» **Required work**
Should a line in the entries below contain "участок", return that line.

Segment Start: The records

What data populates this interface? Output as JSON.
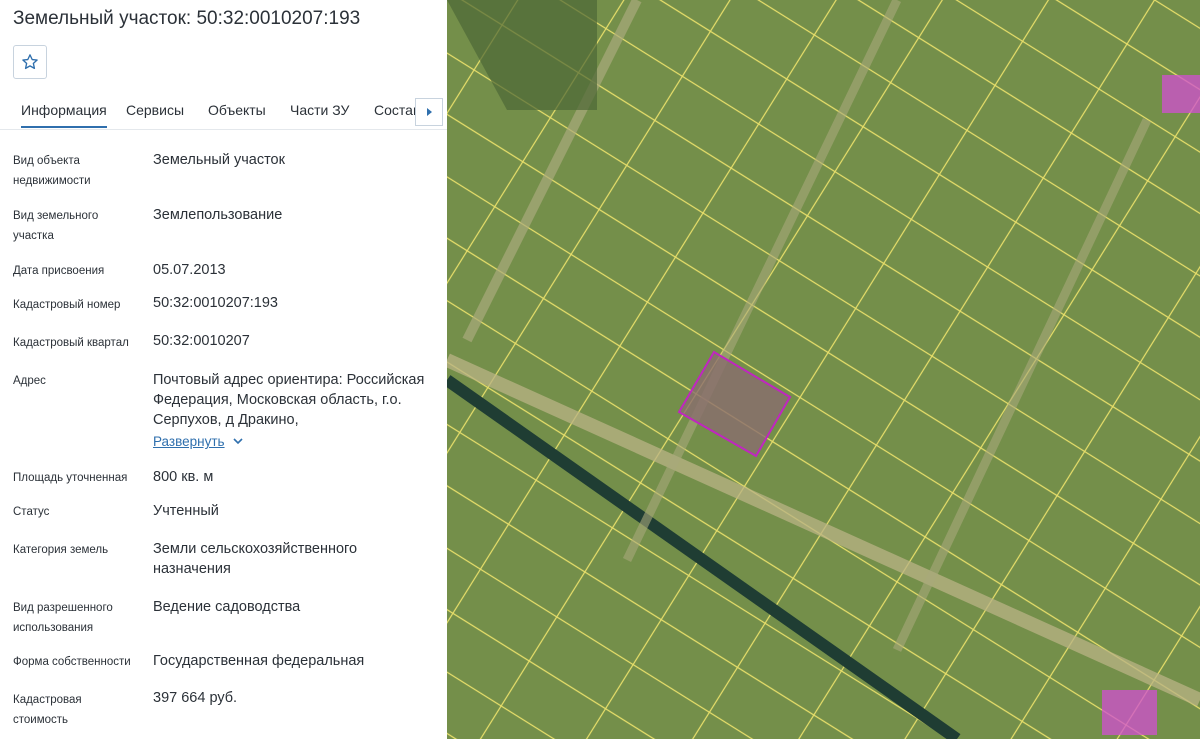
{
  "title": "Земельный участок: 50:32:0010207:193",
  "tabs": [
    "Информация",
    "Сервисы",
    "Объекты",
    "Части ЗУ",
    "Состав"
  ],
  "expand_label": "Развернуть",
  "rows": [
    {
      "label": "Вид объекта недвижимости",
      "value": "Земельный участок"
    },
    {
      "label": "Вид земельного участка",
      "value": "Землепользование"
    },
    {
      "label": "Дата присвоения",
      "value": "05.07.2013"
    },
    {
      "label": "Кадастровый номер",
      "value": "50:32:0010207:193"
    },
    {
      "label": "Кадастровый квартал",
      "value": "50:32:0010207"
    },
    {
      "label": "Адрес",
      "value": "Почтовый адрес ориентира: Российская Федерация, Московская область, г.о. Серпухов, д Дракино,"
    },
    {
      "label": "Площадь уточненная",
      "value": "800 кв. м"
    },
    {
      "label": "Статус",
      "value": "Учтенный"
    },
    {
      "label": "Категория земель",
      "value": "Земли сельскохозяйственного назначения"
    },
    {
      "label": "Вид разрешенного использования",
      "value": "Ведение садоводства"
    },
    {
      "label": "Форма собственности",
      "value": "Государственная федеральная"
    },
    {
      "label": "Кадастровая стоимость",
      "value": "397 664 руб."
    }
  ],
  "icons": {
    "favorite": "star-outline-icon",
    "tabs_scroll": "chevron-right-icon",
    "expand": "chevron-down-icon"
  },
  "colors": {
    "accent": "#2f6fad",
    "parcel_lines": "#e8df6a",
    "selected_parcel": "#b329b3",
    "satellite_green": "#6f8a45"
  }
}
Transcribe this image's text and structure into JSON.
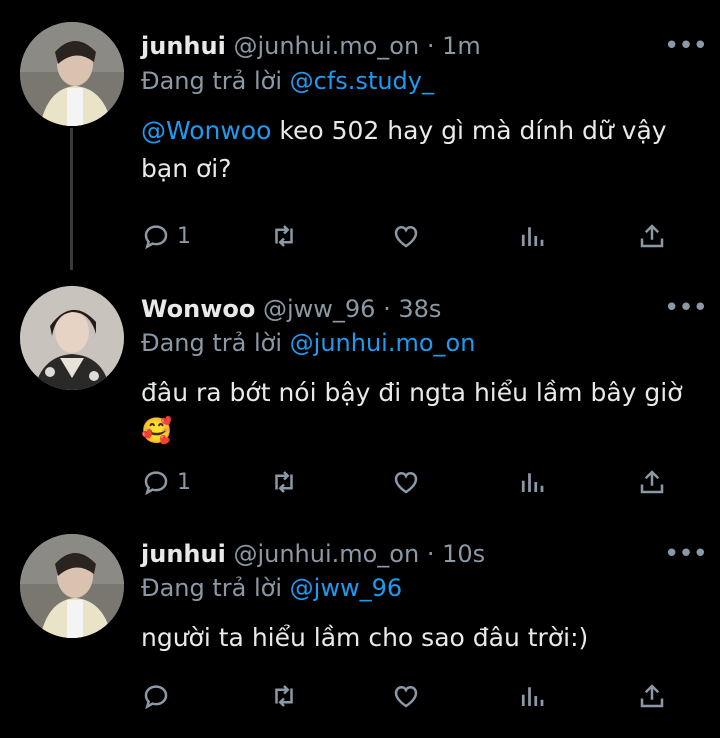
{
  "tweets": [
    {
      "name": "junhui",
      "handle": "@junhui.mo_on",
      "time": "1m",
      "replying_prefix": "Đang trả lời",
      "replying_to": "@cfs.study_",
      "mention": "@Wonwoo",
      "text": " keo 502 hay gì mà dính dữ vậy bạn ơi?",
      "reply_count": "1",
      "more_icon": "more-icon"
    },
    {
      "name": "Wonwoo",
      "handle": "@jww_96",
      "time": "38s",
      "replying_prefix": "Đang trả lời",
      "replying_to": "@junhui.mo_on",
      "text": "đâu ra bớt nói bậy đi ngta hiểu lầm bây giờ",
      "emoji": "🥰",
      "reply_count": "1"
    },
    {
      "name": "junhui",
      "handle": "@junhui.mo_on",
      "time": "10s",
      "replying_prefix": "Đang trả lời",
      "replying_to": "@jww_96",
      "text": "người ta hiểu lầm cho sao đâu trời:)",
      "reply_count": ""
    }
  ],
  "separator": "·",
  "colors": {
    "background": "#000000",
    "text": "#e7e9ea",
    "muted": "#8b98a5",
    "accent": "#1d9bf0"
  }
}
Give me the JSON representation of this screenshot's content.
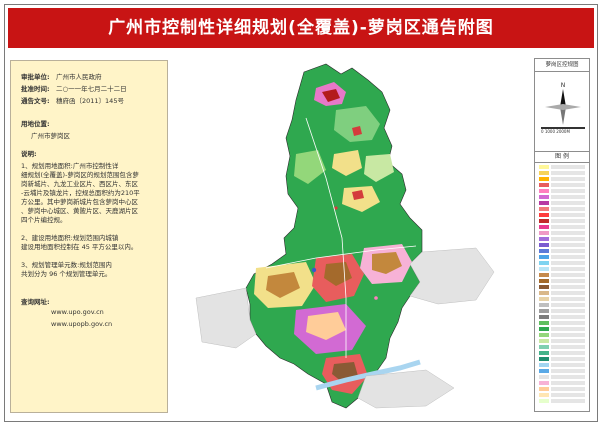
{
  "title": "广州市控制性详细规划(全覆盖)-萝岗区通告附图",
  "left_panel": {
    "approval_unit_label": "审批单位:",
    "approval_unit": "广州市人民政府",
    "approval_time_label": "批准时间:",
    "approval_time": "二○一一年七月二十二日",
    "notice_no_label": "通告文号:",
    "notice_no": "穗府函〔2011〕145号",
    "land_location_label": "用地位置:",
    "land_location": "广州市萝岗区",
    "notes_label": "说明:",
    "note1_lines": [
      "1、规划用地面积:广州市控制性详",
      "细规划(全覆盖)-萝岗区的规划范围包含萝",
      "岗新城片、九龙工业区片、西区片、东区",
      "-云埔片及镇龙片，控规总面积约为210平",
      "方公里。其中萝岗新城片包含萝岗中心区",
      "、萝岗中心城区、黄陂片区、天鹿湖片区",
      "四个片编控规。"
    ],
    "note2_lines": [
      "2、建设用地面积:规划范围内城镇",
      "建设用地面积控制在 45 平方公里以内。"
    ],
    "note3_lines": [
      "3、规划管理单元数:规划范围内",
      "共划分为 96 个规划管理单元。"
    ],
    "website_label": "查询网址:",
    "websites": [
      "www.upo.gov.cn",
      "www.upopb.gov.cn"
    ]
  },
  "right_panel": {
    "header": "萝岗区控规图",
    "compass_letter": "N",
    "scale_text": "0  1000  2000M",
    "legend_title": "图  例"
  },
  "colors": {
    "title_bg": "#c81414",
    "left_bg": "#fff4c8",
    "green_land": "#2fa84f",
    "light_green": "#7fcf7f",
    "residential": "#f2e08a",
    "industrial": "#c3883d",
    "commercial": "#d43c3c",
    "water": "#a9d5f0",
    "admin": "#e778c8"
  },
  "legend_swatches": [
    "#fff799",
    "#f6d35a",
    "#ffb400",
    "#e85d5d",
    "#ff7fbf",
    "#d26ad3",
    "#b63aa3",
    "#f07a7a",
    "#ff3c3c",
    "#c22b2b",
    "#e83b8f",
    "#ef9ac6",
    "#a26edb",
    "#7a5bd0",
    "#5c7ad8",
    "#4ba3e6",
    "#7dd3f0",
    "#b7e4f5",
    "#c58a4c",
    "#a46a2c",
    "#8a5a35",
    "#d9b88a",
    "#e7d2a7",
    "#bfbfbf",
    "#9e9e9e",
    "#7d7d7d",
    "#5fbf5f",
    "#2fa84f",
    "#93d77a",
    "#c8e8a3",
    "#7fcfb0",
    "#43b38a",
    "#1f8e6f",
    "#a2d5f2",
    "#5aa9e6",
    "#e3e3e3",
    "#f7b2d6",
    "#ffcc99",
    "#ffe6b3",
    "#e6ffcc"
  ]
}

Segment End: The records
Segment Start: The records

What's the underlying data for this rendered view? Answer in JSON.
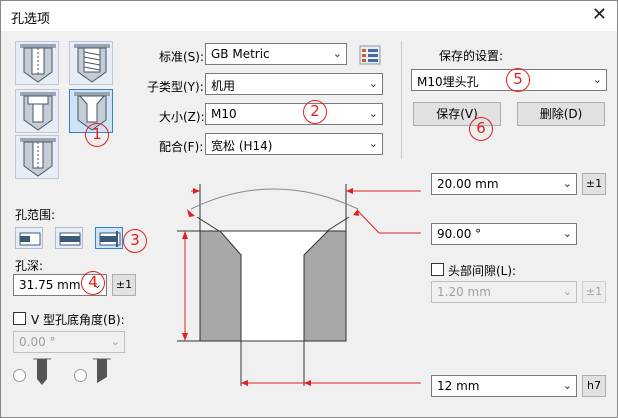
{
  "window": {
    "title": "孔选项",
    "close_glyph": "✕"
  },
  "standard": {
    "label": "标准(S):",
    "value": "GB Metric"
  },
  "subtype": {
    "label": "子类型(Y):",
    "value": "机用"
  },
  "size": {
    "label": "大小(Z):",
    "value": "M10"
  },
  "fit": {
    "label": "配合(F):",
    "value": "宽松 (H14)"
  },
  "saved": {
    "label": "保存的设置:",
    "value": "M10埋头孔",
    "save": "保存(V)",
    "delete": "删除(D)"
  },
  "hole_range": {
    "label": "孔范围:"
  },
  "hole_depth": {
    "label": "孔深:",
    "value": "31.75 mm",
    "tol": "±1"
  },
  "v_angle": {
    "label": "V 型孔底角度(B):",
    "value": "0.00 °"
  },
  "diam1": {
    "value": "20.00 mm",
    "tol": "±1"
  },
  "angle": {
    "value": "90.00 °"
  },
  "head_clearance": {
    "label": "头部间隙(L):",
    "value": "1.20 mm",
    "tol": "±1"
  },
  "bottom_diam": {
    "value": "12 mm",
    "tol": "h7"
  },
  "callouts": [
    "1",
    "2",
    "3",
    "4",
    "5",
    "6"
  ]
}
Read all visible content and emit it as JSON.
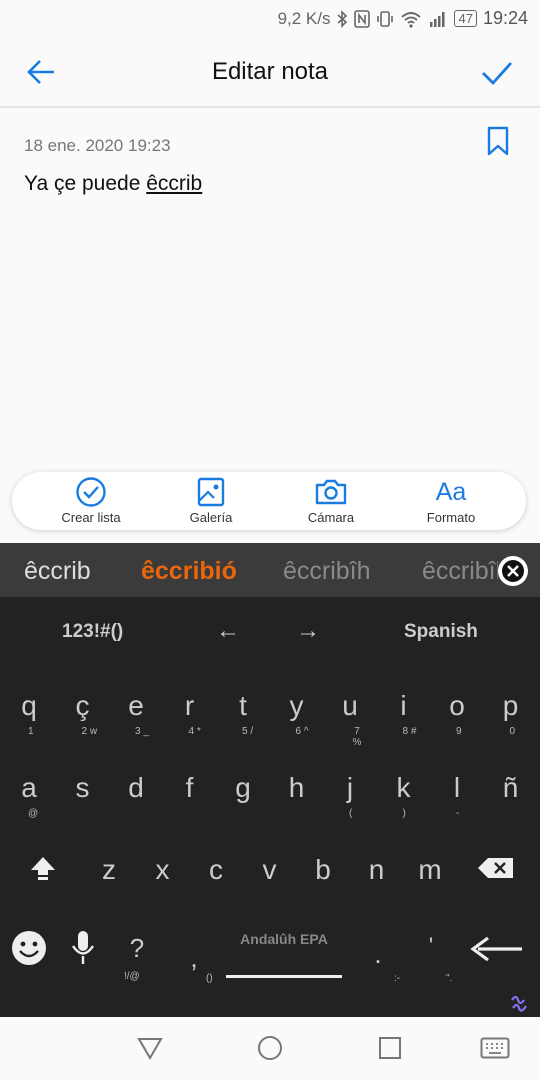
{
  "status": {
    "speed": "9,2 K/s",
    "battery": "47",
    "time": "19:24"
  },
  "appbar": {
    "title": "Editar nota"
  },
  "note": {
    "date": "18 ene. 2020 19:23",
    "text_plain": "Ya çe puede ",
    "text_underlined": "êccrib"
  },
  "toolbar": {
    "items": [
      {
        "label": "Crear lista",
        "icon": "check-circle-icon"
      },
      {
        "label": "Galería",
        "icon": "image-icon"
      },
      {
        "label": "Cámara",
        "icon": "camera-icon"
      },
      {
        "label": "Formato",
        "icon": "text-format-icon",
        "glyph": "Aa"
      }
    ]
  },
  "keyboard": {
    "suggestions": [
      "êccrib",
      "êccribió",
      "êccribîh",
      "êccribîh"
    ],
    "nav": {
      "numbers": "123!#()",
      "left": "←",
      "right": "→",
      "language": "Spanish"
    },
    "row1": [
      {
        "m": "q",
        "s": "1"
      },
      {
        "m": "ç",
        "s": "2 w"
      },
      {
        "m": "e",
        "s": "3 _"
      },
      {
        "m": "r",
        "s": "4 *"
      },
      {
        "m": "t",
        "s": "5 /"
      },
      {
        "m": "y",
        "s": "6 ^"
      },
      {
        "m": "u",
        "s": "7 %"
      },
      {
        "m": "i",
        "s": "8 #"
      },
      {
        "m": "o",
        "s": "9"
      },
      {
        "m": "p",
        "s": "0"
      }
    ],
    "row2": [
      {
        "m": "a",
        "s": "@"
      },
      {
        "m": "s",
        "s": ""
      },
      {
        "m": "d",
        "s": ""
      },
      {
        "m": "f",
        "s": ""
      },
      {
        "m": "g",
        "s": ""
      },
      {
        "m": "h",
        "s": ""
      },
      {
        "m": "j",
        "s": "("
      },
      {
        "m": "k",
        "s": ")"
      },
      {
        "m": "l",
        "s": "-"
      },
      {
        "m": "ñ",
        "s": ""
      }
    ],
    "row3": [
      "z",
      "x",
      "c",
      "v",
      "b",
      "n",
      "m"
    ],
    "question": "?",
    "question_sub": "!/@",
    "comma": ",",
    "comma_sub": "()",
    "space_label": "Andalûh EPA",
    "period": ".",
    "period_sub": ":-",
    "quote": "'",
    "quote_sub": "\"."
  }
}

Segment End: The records
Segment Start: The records

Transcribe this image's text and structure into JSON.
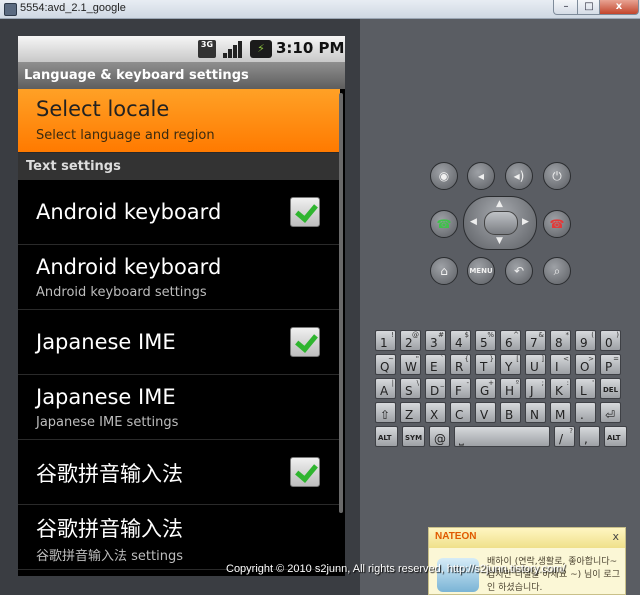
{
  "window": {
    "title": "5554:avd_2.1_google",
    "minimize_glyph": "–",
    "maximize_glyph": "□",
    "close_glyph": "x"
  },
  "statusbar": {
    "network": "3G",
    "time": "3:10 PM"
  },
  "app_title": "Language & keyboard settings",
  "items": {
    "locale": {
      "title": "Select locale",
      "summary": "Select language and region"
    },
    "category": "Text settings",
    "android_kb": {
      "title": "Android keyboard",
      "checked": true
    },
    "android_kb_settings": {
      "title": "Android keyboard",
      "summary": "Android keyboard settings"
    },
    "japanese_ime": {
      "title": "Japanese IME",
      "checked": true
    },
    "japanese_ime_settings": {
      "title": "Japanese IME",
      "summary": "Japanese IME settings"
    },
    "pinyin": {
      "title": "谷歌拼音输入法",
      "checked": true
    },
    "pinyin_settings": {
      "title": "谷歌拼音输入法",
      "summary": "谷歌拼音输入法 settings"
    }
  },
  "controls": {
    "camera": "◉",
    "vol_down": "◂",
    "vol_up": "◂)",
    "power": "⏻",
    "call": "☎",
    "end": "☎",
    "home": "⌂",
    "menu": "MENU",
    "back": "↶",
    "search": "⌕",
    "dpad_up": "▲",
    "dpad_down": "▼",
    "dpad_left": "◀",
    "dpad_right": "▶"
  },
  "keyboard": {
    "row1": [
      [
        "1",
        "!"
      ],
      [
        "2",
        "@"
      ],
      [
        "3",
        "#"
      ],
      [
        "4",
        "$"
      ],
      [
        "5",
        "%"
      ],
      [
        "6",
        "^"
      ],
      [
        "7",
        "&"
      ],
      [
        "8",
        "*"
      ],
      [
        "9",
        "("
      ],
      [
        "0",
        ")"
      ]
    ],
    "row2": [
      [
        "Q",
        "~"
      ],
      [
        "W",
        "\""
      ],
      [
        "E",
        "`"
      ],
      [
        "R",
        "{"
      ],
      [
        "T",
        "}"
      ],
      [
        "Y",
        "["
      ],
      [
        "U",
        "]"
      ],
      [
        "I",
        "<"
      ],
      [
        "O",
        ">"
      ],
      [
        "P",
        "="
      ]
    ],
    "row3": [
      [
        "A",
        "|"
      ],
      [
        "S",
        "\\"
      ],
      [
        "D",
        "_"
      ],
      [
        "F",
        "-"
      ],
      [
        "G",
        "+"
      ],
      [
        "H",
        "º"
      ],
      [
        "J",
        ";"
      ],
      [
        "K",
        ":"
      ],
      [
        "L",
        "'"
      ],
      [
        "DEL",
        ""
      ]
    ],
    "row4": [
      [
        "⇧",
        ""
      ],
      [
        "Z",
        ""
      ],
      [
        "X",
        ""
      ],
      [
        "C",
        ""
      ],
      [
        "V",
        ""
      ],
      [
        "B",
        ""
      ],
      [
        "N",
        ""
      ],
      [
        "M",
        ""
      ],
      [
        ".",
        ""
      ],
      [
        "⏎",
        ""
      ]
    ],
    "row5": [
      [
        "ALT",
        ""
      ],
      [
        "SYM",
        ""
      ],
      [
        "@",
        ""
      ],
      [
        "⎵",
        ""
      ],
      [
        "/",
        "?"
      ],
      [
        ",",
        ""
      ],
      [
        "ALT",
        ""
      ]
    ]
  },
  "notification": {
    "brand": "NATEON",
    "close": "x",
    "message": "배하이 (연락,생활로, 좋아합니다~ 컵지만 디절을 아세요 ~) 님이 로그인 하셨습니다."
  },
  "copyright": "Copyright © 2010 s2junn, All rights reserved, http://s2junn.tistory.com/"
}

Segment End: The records

» **Solution for this exercise**
  "title": "Земельный участок: 50:32:0010207:193",
      "value": "Земельный участок"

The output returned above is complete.